Research into cloning began at the turn of the twentieth century, though major developments hadn't occurred until modern times. Human cloning, in particular, is debated across the world and has stirred up major controversy. The disadvantages, which are ethical, biological and theoretically social, appear to many to far outweigh the advantages of cloning.
The process of cloning humans is likely to create physical abnormalities in the cloned foetus. If cloned from adult cells, the rapid ageing of these cells can cause these abnormalities and force scientists to destroy the faulty clones.
From a social standpoint, clones are likely not to be accepted into society quickly or easily. A major disadvantage are the unsettled questions relating to the lack of rights of the clone and the idea of ownership of a clone.
The disadvantages of cloning are important to look into because they are likely to cause great social and moral upheaval in society, should cloning become allowed.
Theoretically, cloning could open a new lesser class of human beings. Intolerance has long been present in history, and it is likely that human clones will face just that from non-cloned humans in many parts of the world.

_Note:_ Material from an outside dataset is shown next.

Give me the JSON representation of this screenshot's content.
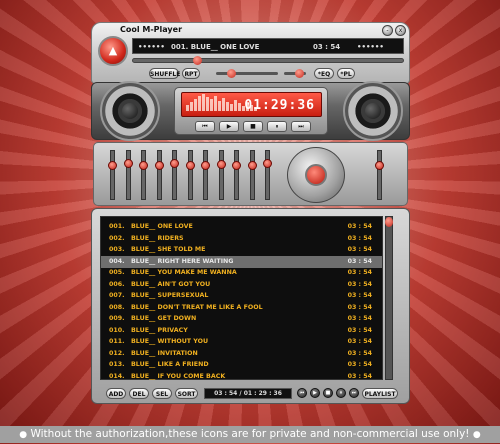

It is important to consider that most of the disadvantages to cloning are completely theoretical, though history has shown the way people react to things they don't understand and things they were against in the first place. Since most Americans, for example, are against cloning, clones are not likely to be received well in the United States.